§ Required action:
With the pictures removed, write out the full listing below exactly.

═════ Stored data ═════

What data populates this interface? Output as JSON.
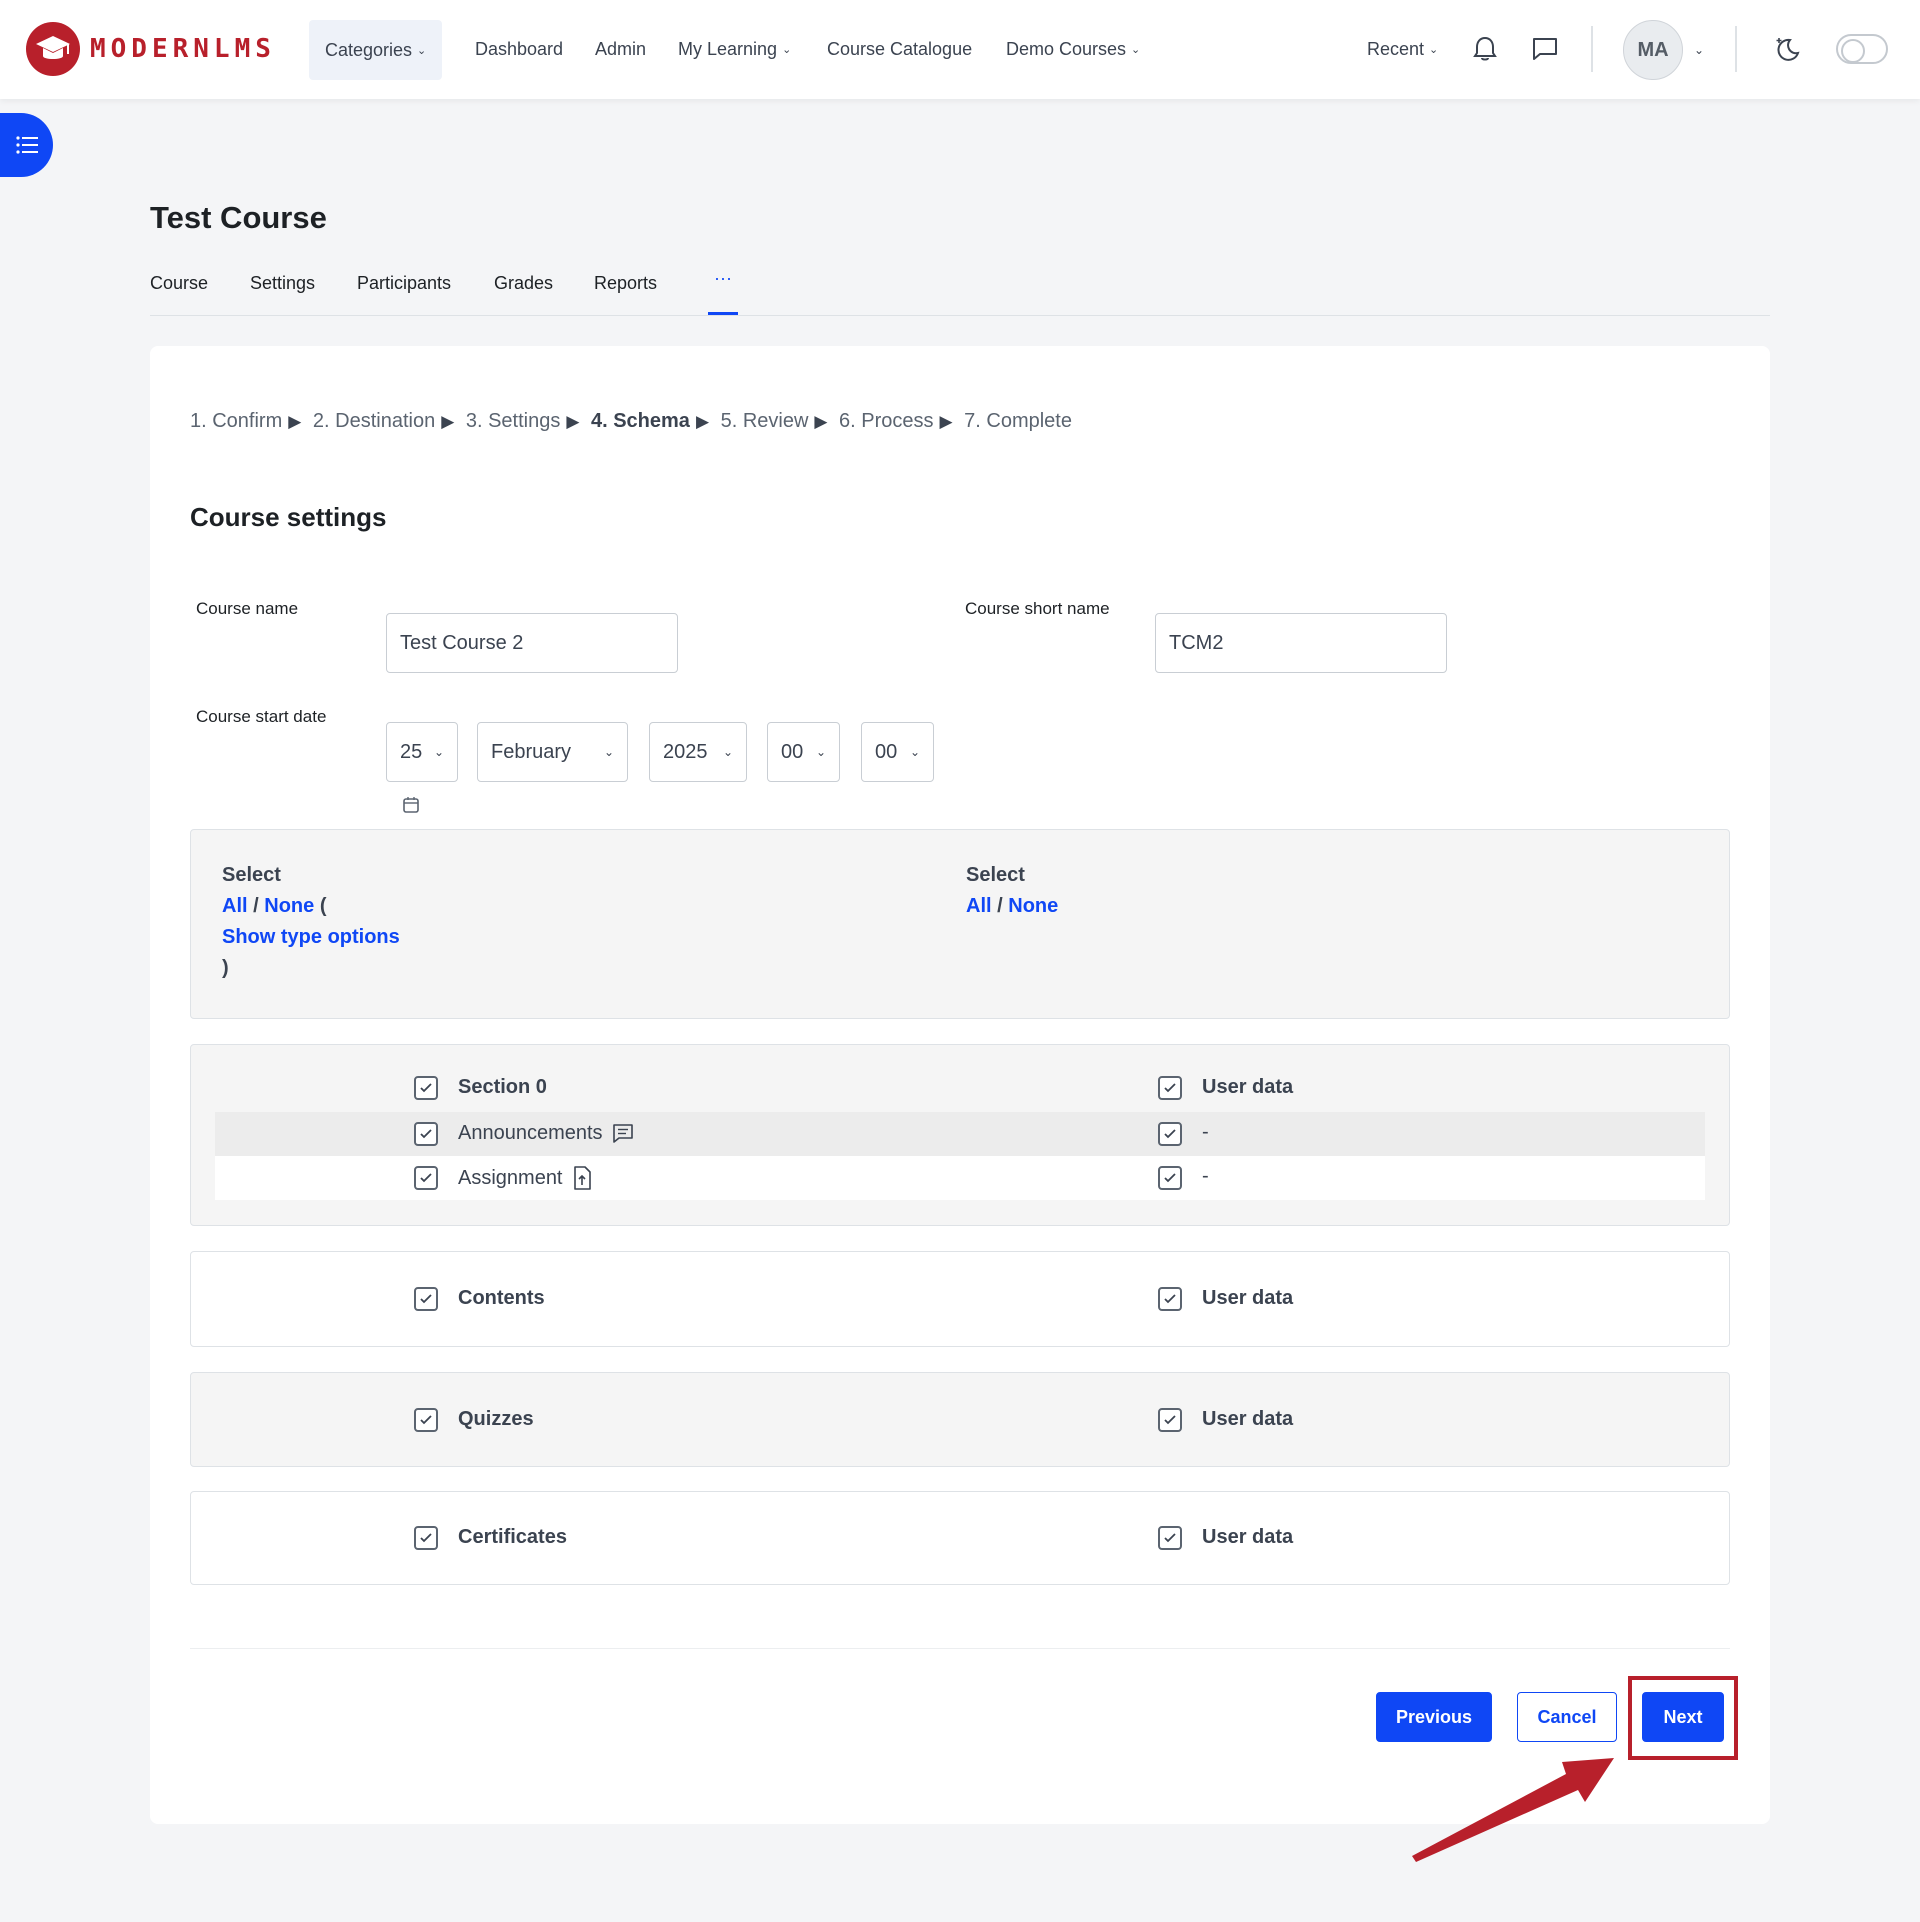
{
  "brand": {
    "name": "MODERNLMS"
  },
  "nav": {
    "items": [
      {
        "label": "Categories",
        "has_dropdown": true
      },
      {
        "label": "Dashboard"
      },
      {
        "label": "Admin"
      },
      {
        "label": "My Learning",
        "has_dropdown": true
      },
      {
        "label": "Course Catalogue"
      },
      {
        "label": "Demo Courses",
        "has_dropdown": true
      }
    ],
    "recent": "Recent",
    "avatar_initials": "MA"
  },
  "page": {
    "title": "Test Course",
    "tabs": [
      "Course",
      "Settings",
      "Participants",
      "Grades",
      "Reports"
    ],
    "tab_more": "···"
  },
  "steps": [
    {
      "label": "1. Confirm",
      "current": false
    },
    {
      "label": "2. Destination",
      "current": false
    },
    {
      "label": "3. Settings",
      "current": false
    },
    {
      "label": "4. Schema",
      "current": true
    },
    {
      "label": "5. Review",
      "current": false
    },
    {
      "label": "6. Process",
      "current": false
    },
    {
      "label": "7. Complete",
      "current": false
    }
  ],
  "form": {
    "heading": "Course settings",
    "course_name_label": "Course name",
    "course_name_value": "Test Course 2",
    "short_name_label": "Course short name",
    "short_name_value": "TCM2",
    "start_date_label": "Course start date",
    "start_day": "25",
    "start_month": "February",
    "start_year": "2025",
    "start_hour": "00",
    "start_minute": "00"
  },
  "select_box": {
    "left": {
      "heading": "Select",
      "all": "All",
      "slash": "/",
      "none": "None",
      "open_paren": "(",
      "show_type": "Show type options",
      "close_paren": ")"
    },
    "right": {
      "heading": "Select",
      "all": "All",
      "slash": "/",
      "none": "None"
    }
  },
  "sections": [
    {
      "title": "Section 0",
      "userdata": "User data",
      "items": [
        {
          "label": "Announcements",
          "icon": "forum-icon",
          "userdata": "-"
        },
        {
          "label": "Assignment",
          "icon": "assignment-icon",
          "userdata": "-"
        }
      ]
    },
    {
      "title": "Contents",
      "userdata": "User data"
    },
    {
      "title": "Quizzes",
      "userdata": "User data"
    },
    {
      "title": "Certificates",
      "userdata": "User data"
    }
  ],
  "buttons": {
    "previous": "Previous",
    "cancel": "Cancel",
    "next": "Next"
  },
  "colors": {
    "primary": "#0f47f5",
    "brand": "#b8202b",
    "annotation": "#b8202b"
  }
}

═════

§ Exercise response:
What data populates this interface? Output as JSON.
{
  "brand": {
    "name": "MODERNLMS"
  },
  "nav": {
    "items": [
      {
        "label": "Categories",
        "has_dropdown": true
      },
      {
        "label": "Dashboard"
      },
      {
        "label": "Admin"
      },
      {
        "label": "My Learning",
        "has_dropdown": true
      },
      {
        "label": "Course Catalogue"
      },
      {
        "label": "Demo Courses",
        "has_dropdown": true
      }
    ],
    "recent": "Recent",
    "avatar_initials": "MA"
  },
  "page": {
    "title": "Test Course",
    "tabs": [
      "Course",
      "Settings",
      "Participants",
      "Grades",
      "Reports"
    ],
    "tab_more": "···"
  },
  "steps": [
    {
      "label": "1. Confirm",
      "current": false
    },
    {
      "label": "2. Destination",
      "current": false
    },
    {
      "label": "3. Settings",
      "current": false
    },
    {
      "label": "4. Schema",
      "current": true
    },
    {
      "label": "5. Review",
      "current": false
    },
    {
      "label": "6. Process",
      "current": false
    },
    {
      "label": "7. Complete",
      "current": false
    }
  ],
  "form": {
    "heading": "Course settings",
    "course_name_label": "Course name",
    "course_name_value": "Test Course 2",
    "short_name_label": "Course short name",
    "short_name_value": "TCM2",
    "start_date_label": "Course start date",
    "start_day": "25",
    "start_month": "February",
    "start_year": "2025",
    "start_hour": "00",
    "start_minute": "00"
  },
  "select_box": {
    "left": {
      "heading": "Select",
      "all": "All",
      "slash": "/",
      "none": "None",
      "open_paren": "(",
      "show_type": "Show type options",
      "close_paren": ")"
    },
    "right": {
      "heading": "Select",
      "all": "All",
      "slash": "/",
      "none": "None"
    }
  },
  "sections": [
    {
      "title": "Section 0",
      "userdata": "User data",
      "items": [
        {
          "label": "Announcements",
          "icon": "forum-icon",
          "userdata": "-"
        },
        {
          "label": "Assignment",
          "icon": "assignment-icon",
          "userdata": "-"
        }
      ]
    },
    {
      "title": "Contents",
      "userdata": "User data"
    },
    {
      "title": "Quizzes",
      "userdata": "User data"
    },
    {
      "title": "Certificates",
      "userdata": "User data"
    }
  ],
  "buttons": {
    "previous": "Previous",
    "cancel": "Cancel",
    "next": "Next"
  },
  "colors": {
    "primary": "#0f47f5",
    "brand": "#b8202b",
    "annotation": "#b8202b"
  }
}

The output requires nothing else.